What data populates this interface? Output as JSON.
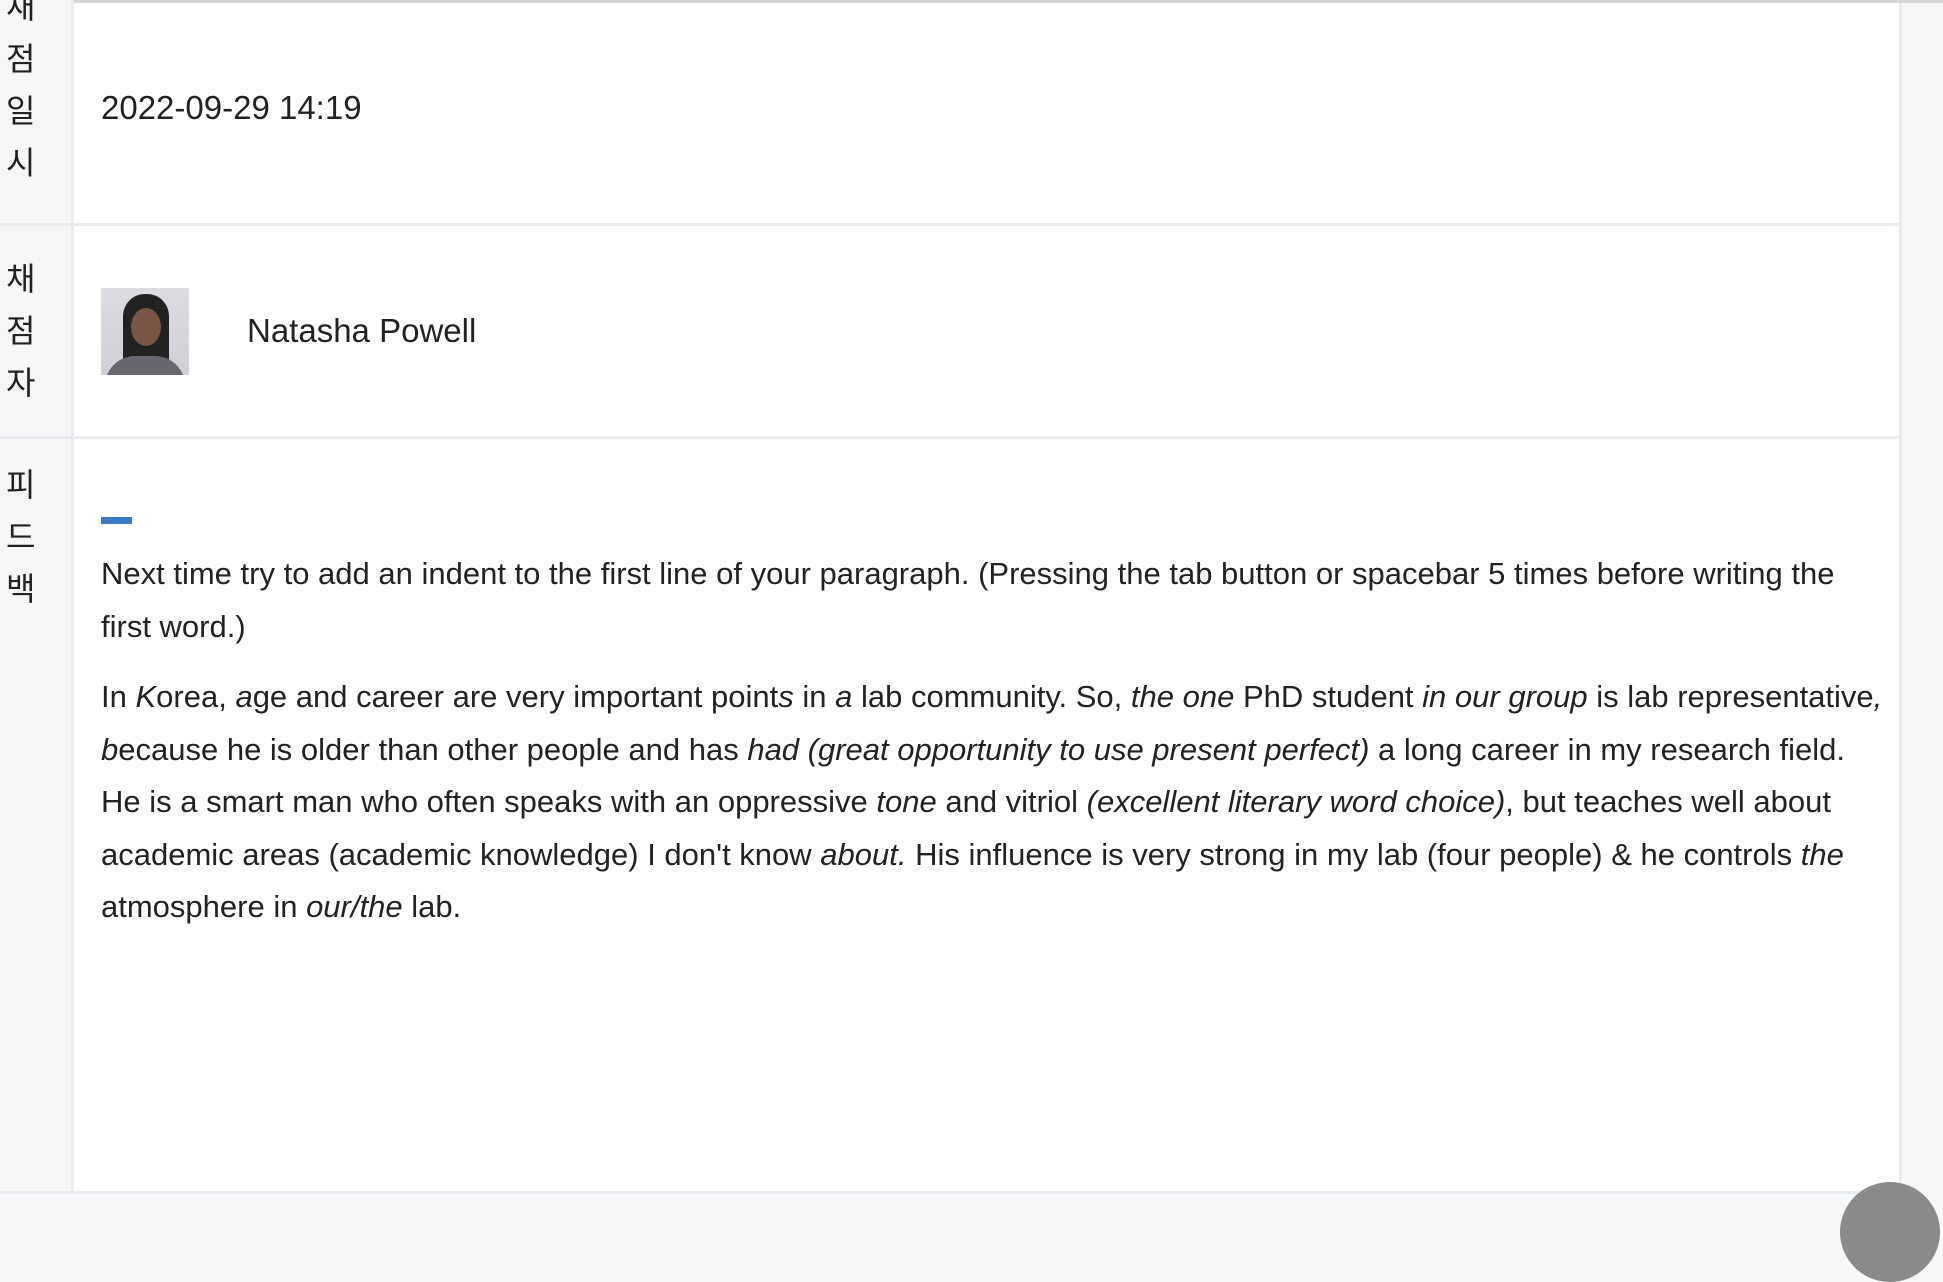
{
  "rows": {
    "graded_at": {
      "label_chars": [
        "재",
        "점",
        "일",
        "시"
      ],
      "value": "2022-09-29 14:19"
    },
    "grader": {
      "label_chars": [
        "채",
        "점",
        "자"
      ],
      "name": "Natasha Powell",
      "avatar_icon": "person-photo"
    },
    "feedback": {
      "label_chars": [
        "피",
        "드",
        "백"
      ],
      "accent_color": "#3a7bc8",
      "paragraphs": [
        [
          {
            "text": "Next time try to add an indent to the first line of your paragraph. (Pressing the tab button or spacebar 5 times before writing the first word.)",
            "italic": false
          }
        ],
        [
          {
            "text": "In ",
            "italic": false
          },
          {
            "text": "K",
            "italic": true
          },
          {
            "text": "orea, ",
            "italic": false
          },
          {
            "text": "a",
            "italic": true
          },
          {
            "text": "ge and career are very important point",
            "italic": false
          },
          {
            "text": "s",
            "italic": true
          },
          {
            "text": " in ",
            "italic": false
          },
          {
            "text": "a",
            "italic": true
          },
          {
            "text": " lab community. So, ",
            "italic": false
          },
          {
            "text": "the one",
            "italic": true
          },
          {
            "text": " PhD student ",
            "italic": false
          },
          {
            "text": "in our group",
            "italic": true
          },
          {
            "text": " is lab representative",
            "italic": false
          },
          {
            "text": ", b",
            "italic": true
          },
          {
            "text": "ecause he is older than other people and has ",
            "italic": false
          },
          {
            "text": "had  (great opportunity to use present perfect)",
            "italic": true
          },
          {
            "text": " a long career in my research field. He is a smart man who often speaks with an oppressive ",
            "italic": false
          },
          {
            "text": "tone",
            "italic": true
          },
          {
            "text": " and vitriol ",
            "italic": false
          },
          {
            "text": "(excellent literary word choice)",
            "italic": true
          },
          {
            "text": ", but teaches well about academic areas (academic knowledge) I don't know ",
            "italic": false
          },
          {
            "text": "about.",
            "italic": true
          },
          {
            "text": " His influence is very strong in my lab (four people) & he controls ",
            "italic": false
          },
          {
            "text": "the",
            "italic": true
          },
          {
            "text": " atmosphere in ",
            "italic": false
          },
          {
            "text": "our/the",
            "italic": true
          },
          {
            "text": " lab.",
            "italic": false
          }
        ]
      ]
    }
  }
}
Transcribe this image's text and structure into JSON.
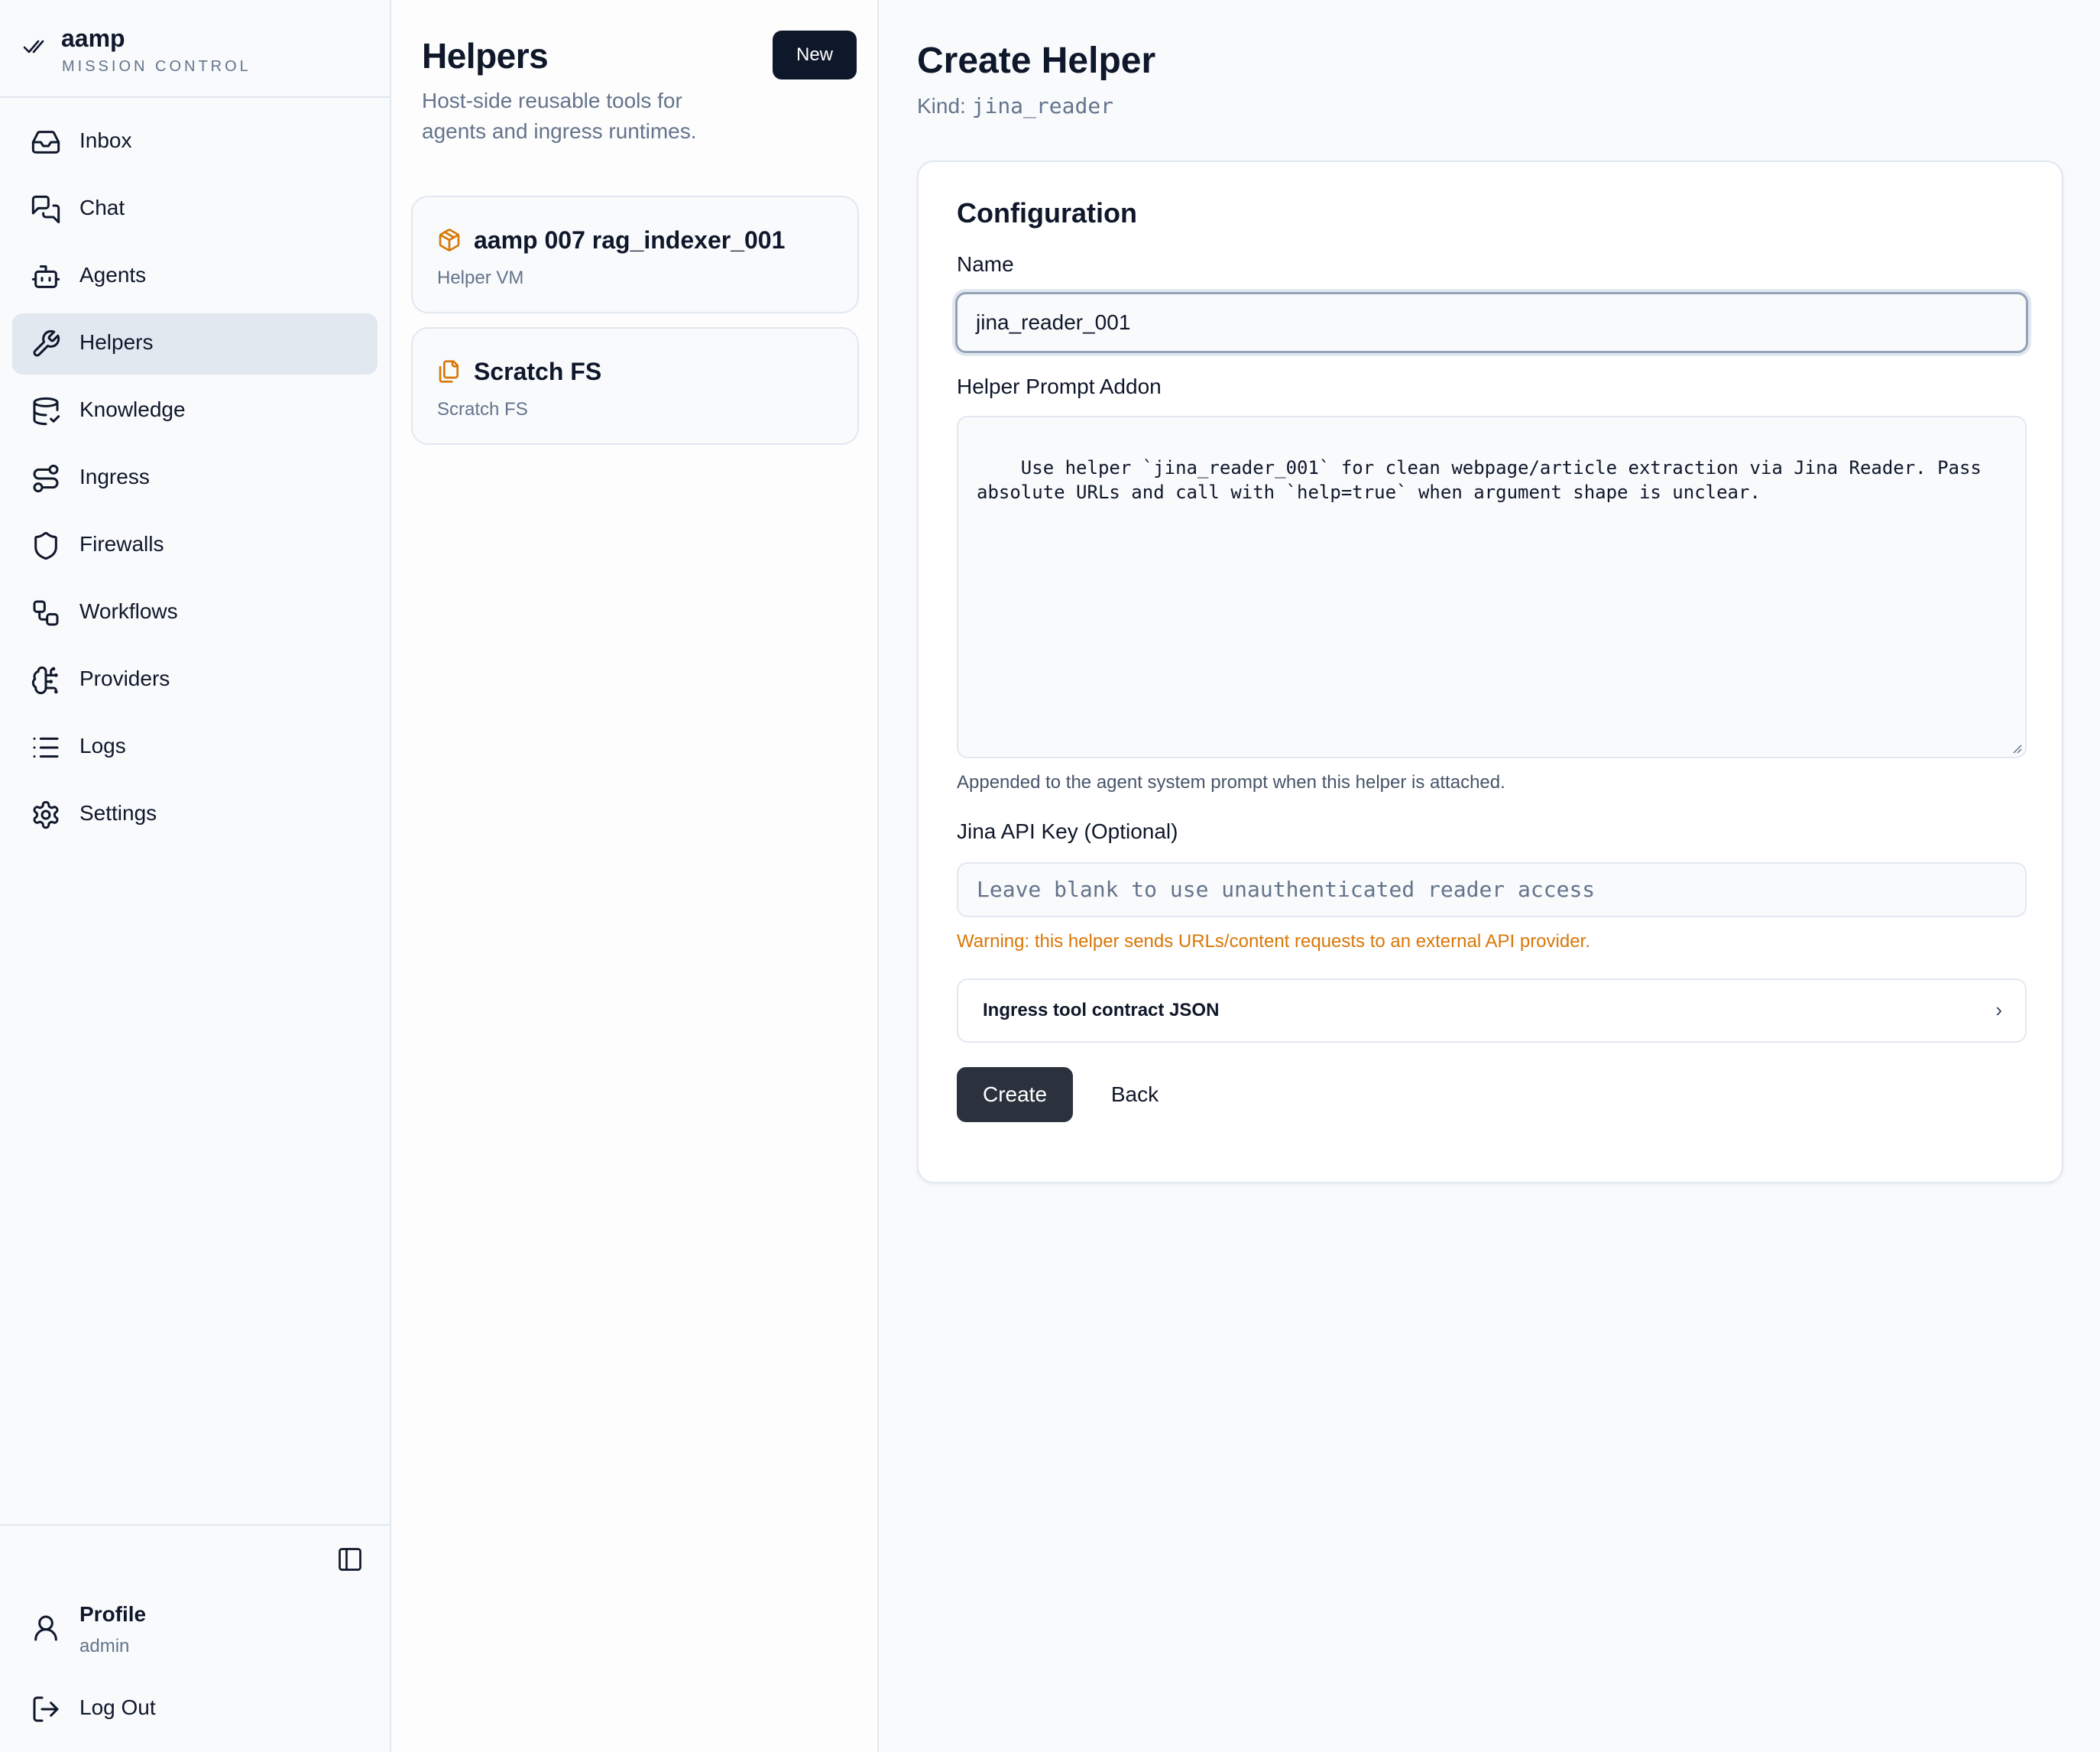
{
  "brand": {
    "name": "aamp",
    "subtitle": "MISSION CONTROL"
  },
  "sidebar": {
    "items": [
      {
        "label": "Inbox",
        "icon": "inbox-icon"
      },
      {
        "label": "Chat",
        "icon": "chat-icon"
      },
      {
        "label": "Agents",
        "icon": "bot-icon"
      },
      {
        "label": "Helpers",
        "icon": "wrench-icon",
        "active": true
      },
      {
        "label": "Knowledge",
        "icon": "database-icon"
      },
      {
        "label": "Ingress",
        "icon": "route-icon"
      },
      {
        "label": "Firewalls",
        "icon": "shield-icon"
      },
      {
        "label": "Workflows",
        "icon": "workflow-icon"
      },
      {
        "label": "Providers",
        "icon": "brain-icon"
      },
      {
        "label": "Logs",
        "icon": "list-icon"
      },
      {
        "label": "Settings",
        "icon": "gear-icon"
      }
    ],
    "profile": {
      "name": "Profile",
      "role": "admin"
    },
    "logout_label": "Log Out"
  },
  "helpers_panel": {
    "title": "Helpers",
    "description": "Host-side reusable tools for agents and ingress runtimes.",
    "new_label": "New",
    "cards": [
      {
        "title": "aamp 007 rag_indexer_001",
        "subtitle": "Helper VM",
        "icon": "package-icon"
      },
      {
        "title": "Scratch FS",
        "subtitle": "Scratch FS",
        "icon": "files-icon"
      }
    ]
  },
  "main": {
    "title": "Create Helper",
    "kind_label": "Kind:",
    "kind_value": "jina_reader",
    "config": {
      "title": "Configuration",
      "name_label": "Name",
      "name_value": "jina_reader_001",
      "prompt_label": "Helper Prompt Addon",
      "prompt_value": "Use helper `jina_reader_001` for clean webpage/article extraction via Jina Reader. Pass absolute URLs and call with `help=true` when argument shape is unclear.",
      "prompt_help": "Appended to the agent system prompt when this helper is attached.",
      "api_key_label": "Jina API Key (Optional)",
      "api_key_placeholder": "Leave blank to use unauthenticated reader access",
      "warning": "Warning: this helper sends URLs/content requests to an external API provider.",
      "contract_label": "Ingress tool contract JSON",
      "contract_chevron": "›",
      "create_label": "Create",
      "back_label": "Back"
    }
  },
  "colors": {
    "accent_dark": "#0f172a",
    "create_button": "#2b323d",
    "warning": "#d97706",
    "icon_orange": "#d97706",
    "active_nav_bg": "#e2e8f0"
  }
}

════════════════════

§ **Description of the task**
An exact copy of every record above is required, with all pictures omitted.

§ **Response**
What data populates this interface? Output as JSON.
{
  "rows": {
    "graded_at": {
      "label_chars": [
        "재",
        "점",
        "일",
        "시"
      ],
      "value": "2022-09-29 14:19"
    },
    "grader": {
      "label_chars": [
        "채",
        "점",
        "자"
      ],
      "name": "Natasha Powell",
      "avatar_icon": "person-photo"
    },
    "feedback": {
      "label_chars": [
        "피",
        "드",
        "백"
      ],
      "accent_color": "#3a7bc8",
      "paragraphs": [
        [
          {
            "text": "Next time try to add an indent to the first line of your paragraph. (Pressing the tab button or spacebar 5 times before writing the first word.)",
            "italic": false
          }
        ],
        [
          {
            "text": "In ",
            "italic": false
          },
          {
            "text": "K",
            "italic": true
          },
          {
            "text": "orea, ",
            "italic": false
          },
          {
            "text": "a",
            "italic": true
          },
          {
            "text": "ge and career are very important point",
            "italic": false
          },
          {
            "text": "s",
            "italic": true
          },
          {
            "text": " in ",
            "italic": false
          },
          {
            "text": "a",
            "italic": true
          },
          {
            "text": " lab community. So, ",
            "italic": false
          },
          {
            "text": "the one",
            "italic": true
          },
          {
            "text": " PhD student ",
            "italic": false
          },
          {
            "text": "in our group",
            "italic": true
          },
          {
            "text": " is lab representative",
            "italic": false
          },
          {
            "text": ", b",
            "italic": true
          },
          {
            "text": "ecause he is older than other people and has ",
            "italic": false
          },
          {
            "text": "had  (great opportunity to use present perfect)",
            "italic": true
          },
          {
            "text": " a long career in my research field. He is a smart man who often speaks with an oppressive ",
            "italic": false
          },
          {
            "text": "tone",
            "italic": true
          },
          {
            "text": " and vitriol ",
            "italic": false
          },
          {
            "text": "(excellent literary word choice)",
            "italic": true
          },
          {
            "text": ", but teaches well about academic areas (academic knowledge) I don't know ",
            "italic": false
          },
          {
            "text": "about.",
            "italic": true
          },
          {
            "text": " His influence is very strong in my lab (four people) & he controls ",
            "italic": false
          },
          {
            "text": "the",
            "italic": true
          },
          {
            "text": " atmosphere in ",
            "italic": false
          },
          {
            "text": "our/the",
            "italic": true
          },
          {
            "text": " lab.",
            "italic": false
          }
        ]
      ]
    }
  }
}
Transcribe this image's text and structure into JSON.
{
  "brand": {
    "name": "aamp",
    "subtitle": "MISSION CONTROL"
  },
  "sidebar": {
    "items": [
      {
        "label": "Inbox",
        "icon": "inbox-icon"
      },
      {
        "label": "Chat",
        "icon": "chat-icon"
      },
      {
        "label": "Agents",
        "icon": "bot-icon"
      },
      {
        "label": "Helpers",
        "icon": "wrench-icon",
        "active": true
      },
      {
        "label": "Knowledge",
        "icon": "database-icon"
      },
      {
        "label": "Ingress",
        "icon": "route-icon"
      },
      {
        "label": "Firewalls",
        "icon": "shield-icon"
      },
      {
        "label": "Workflows",
        "icon": "workflow-icon"
      },
      {
        "label": "Providers",
        "icon": "brain-icon"
      },
      {
        "label": "Logs",
        "icon": "list-icon"
      },
      {
        "label": "Settings",
        "icon": "gear-icon"
      }
    ],
    "profile": {
      "name": "Profile",
      "role": "admin"
    },
    "logout_label": "Log Out"
  },
  "helpers_panel": {
    "title": "Helpers",
    "description": "Host-side reusable tools for agents and ingress runtimes.",
    "new_label": "New",
    "cards": [
      {
        "title": "aamp 007 rag_indexer_001",
        "subtitle": "Helper VM",
        "icon": "package-icon"
      },
      {
        "title": "Scratch FS",
        "subtitle": "Scratch FS",
        "icon": "files-icon"
      }
    ]
  },
  "main": {
    "title": "Create Helper",
    "kind_label": "Kind:",
    "kind_value": "jina_reader",
    "config": {
      "title": "Configuration",
      "name_label": "Name",
      "name_value": "jina_reader_001",
      "prompt_label": "Helper Prompt Addon",
      "prompt_value": "Use helper `jina_reader_001` for clean webpage/article extraction via Jina Reader. Pass absolute URLs and call with `help=true` when argument shape is unclear.",
      "prompt_help": "Appended to the agent system prompt when this helper is attached.",
      "api_key_label": "Jina API Key (Optional)",
      "api_key_placeholder": "Leave blank to use unauthenticated reader access",
      "warning": "Warning: this helper sends URLs/content requests to an external API provider.",
      "contract_label": "Ingress tool contract JSON",
      "contract_chevron": "›",
      "create_label": "Create",
      "back_label": "Back"
    }
  },
  "colors": {
    "accent_dark": "#0f172a",
    "create_button": "#2b323d",
    "warning": "#d97706",
    "icon_orange": "#d97706",
    "active_nav_bg": "#e2e8f0"
  }
}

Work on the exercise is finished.